Press reports suggesting that the ministry of Education and Sports now allows students to keep mobile phones while at school have sparked off heated debate, mostly in protest at the idea.
Thankfully, the ministry has clarified that its officer to whom the report was attributed had been misquoted and maintained that the policy on mobile phones at school has not changed.
There is no doubt that information technology, and particularly mobile telephony, has changed the world, mostly for the better, and indeed children must be trained to take advantage of the opportunities presented by modern technologies.
However, every great innovation has its pros and cons and mobile phones are no exception. Allowing school children to own them would be extremely disingenuous.
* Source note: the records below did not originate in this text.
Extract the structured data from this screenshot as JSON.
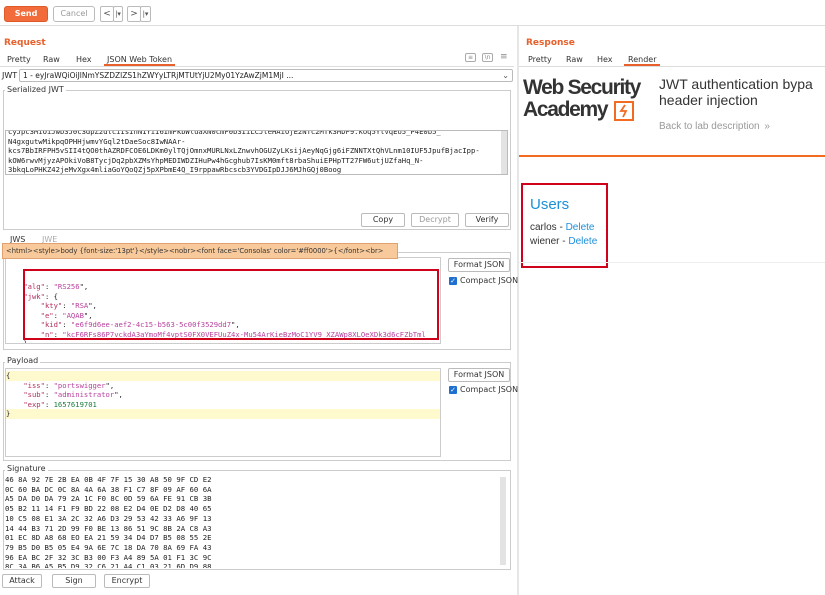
{
  "toolbar": {
    "send_label": "Send",
    "cancel_label": "Cancel",
    "back_glyph": "<",
    "back_menu_glyph": "|▾",
    "forward_glyph": ">",
    "forward_menu_glyph": "|▾"
  },
  "request": {
    "title": "Request",
    "tabs": [
      "Pretty",
      "Raw",
      "Hex",
      "JSON Web Token"
    ],
    "active_tab": "JSON Web Token",
    "jwt_label": "JWT",
    "jwt_select_value": "1 - eyJraWQiOiJlNmYSZDZlZS1hZWYyLTRjMTUtYjU2My01YzAwZjM1MjI ...",
    "serialized_jwt_label": "Serialized JWT",
    "serialized_jwt_lines": [
      "cyJpc3MiOiJwb3J0c3dpZ2dlciIsInN1YiI6ImFkbWluaXN0cmF0b3IiLCJleHAiOjE2NTc2MTk3MDF9.koq5YlVqEo5_P4E0b5_",
      "N4gxgutwMikpqOPHHjwmvYGql2tDaeSoc8IwNAAr-",
      "kcs7BbIRFPH5vSII4tQO0thAZRDFCOE6LDKm0ylTQjOmnxMURLNxLZnwvhOGUZyLKsijAeyNqGjg6iFZNNTXtQhVLnm10IUF5JpufBjacIpp-",
      "kOW6rwvMjyzAPOkiVoB8TycjDq2pbXZMsYhpMEDIWDZIHuPw4hGcghub7IsKM0mft8rbaShuiEPHpTT27FW6utjUZfaHq_N-",
      "3bkqLoPHKZ42jeMvXgx4mliaGoYQoQZj5pXPbmE4Q_I9rppawRbcscb3YVDGIpDJJ6MJhGQj0Boog"
    ],
    "copy_label": "Copy",
    "decrypt_label": "Decrypt",
    "verify_label": "Verify",
    "jws_tab": "JWS",
    "jwe_tab": "JWE",
    "tooltip": "<html><style>body {font-size:'13pt'}</style><nobr><font face='Consolas' color='#ff0000'>{</font><br>",
    "header_lines": [
      {
        "t": "    \"alg\": \"RS256\","
      },
      {
        "t": "    \"jwk\": {"
      },
      {
        "t": "        \"kty\": \"RSA\","
      },
      {
        "t": "        \"e\": \"AQAB\","
      },
      {
        "t": "        \"kid\": \"e6f9d6ee-aef2-4c15-b563-5c00f3529dd7\","
      },
      {
        "t": "        \"n\": \"kcF6RFs86P7vckdA3aYmoMf4vptS0FX0VEFUuZ4x-Mu54ArKieBzMoC1YV9_XZAWp8XLOeXDk3d6cFZbTml"
      },
      {
        "t": "    }"
      },
      {
        "t": "}"
      }
    ],
    "format_json_label": "Format JSON",
    "compact_json_label": "Compact JSON",
    "payload_label": "Payload",
    "payload_lines": [
      {
        "t": "{"
      },
      {
        "t": "    \"iss\": \"portswigger\","
      },
      {
        "t": "    \"sub\": \"administrator\","
      },
      {
        "t": "    \"exp\": 1657619701"
      },
      {
        "t": "}"
      }
    ],
    "signature_label": "Signature",
    "signature_hex": [
      "46 8A 92 7E 2B EA 0B 4F 7F 15 30 A8 50 9F CD E2",
      "0C 60 BA DC 0C 8A 4A 6A 38 F1 C7 8F 09 AF 60 6A",
      "A5 DA D0 DA 79 2A 1C F0 8C 0D 59 6A FE 91 CB 3B",
      "05 B2 11 14 F1 F9 BD 22 08 E2 D4 0E D2 D8 40 65",
      "10 C5 08 E1 3A 2C 32 A6 D3 29 53 42 33 A6 9F 13",
      "14 44 B3 71 2D 99 F0 BE 13 86 51 9C 8B 2A C8 A3",
      "01 EC 8D A8 68 EO EA 21 59 34 D4 D7 B5 08 55 2E",
      "79 B5 D0 B5 05 E4 9A 6E 7C 18 DA 70 8A 69 FA 43",
      "96 EA BC 2F 32 3C B3 00 F3 A4 89 5A 01 F1 3C 9C",
      "8C 3A B6 A5 B5 D9 32 C6 21 A4 C1 03 21 6D D9 88"
    ],
    "attack_label": "Attack",
    "sign_label": "Sign",
    "encrypt_label": "Encrypt"
  },
  "response": {
    "title": "Response",
    "tabs": [
      "Pretty",
      "Raw",
      "Hex",
      "Render"
    ],
    "active_tab": "Render",
    "logo_line1": "Web Security",
    "logo_line2": "Academy",
    "lab_title_line1": "JWT authentication bypa",
    "lab_title_line2": "header injection",
    "back_link": "Back to lab description",
    "back_chevron": "»",
    "users_heading": "Users",
    "users": [
      {
        "name": "carlos",
        "sep": " - ",
        "action": "Delete"
      },
      {
        "name": "wiener",
        "sep": " - ",
        "action": "Delete"
      }
    ]
  },
  "colors": {
    "accent": "#e8602c",
    "send_button": "#f26b3a",
    "highlight_box": "#d0021b",
    "link": "#1c8fd9",
    "logo_orange": "#f26b21"
  },
  "icons": [
    "settings-icon",
    "wrap-icon",
    "menu-icon",
    "chevron-down-icon",
    "checkbox-checked-icon",
    "lightning-logo-icon"
  ]
}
Mobile phones would not let them concentrate on their studies, the main purpose of their being in school.
The students would inevitably be distracted. This is not rocket science because even adults often abuse mobile phones. In some workplaces cellular phones have been prohibited because they distract employees and render them less productive or encourage malpractices and impropriety.
In other workplaces, certain internet-based facilities such as Facebook, Twitter or Whatsapp, which are also available on mobile phones, have been disconnected because staff are abusing them. If handling gadgets poses such challenges amongst adults, how can we expect children to navigate the pitfalls successfully?
Allowing students to carry mobile phones at school potentially increases criminal activity, including violent strikes, burning of schools and destroying of property, as well as drug abuse and cheating in examinations.
There is no doubt students need to communicate, more so in this information age. To meet this legitimate need, schools should ensure that public pay phones are available although these too would need monitoring.
Teachers responsible for students' welfare can also keep mobile phones through which students can communicate with their parents and guardians when need arises. On this one we support the ministry of Education's view that allowing students to keep mobile phones will cause more harm than good.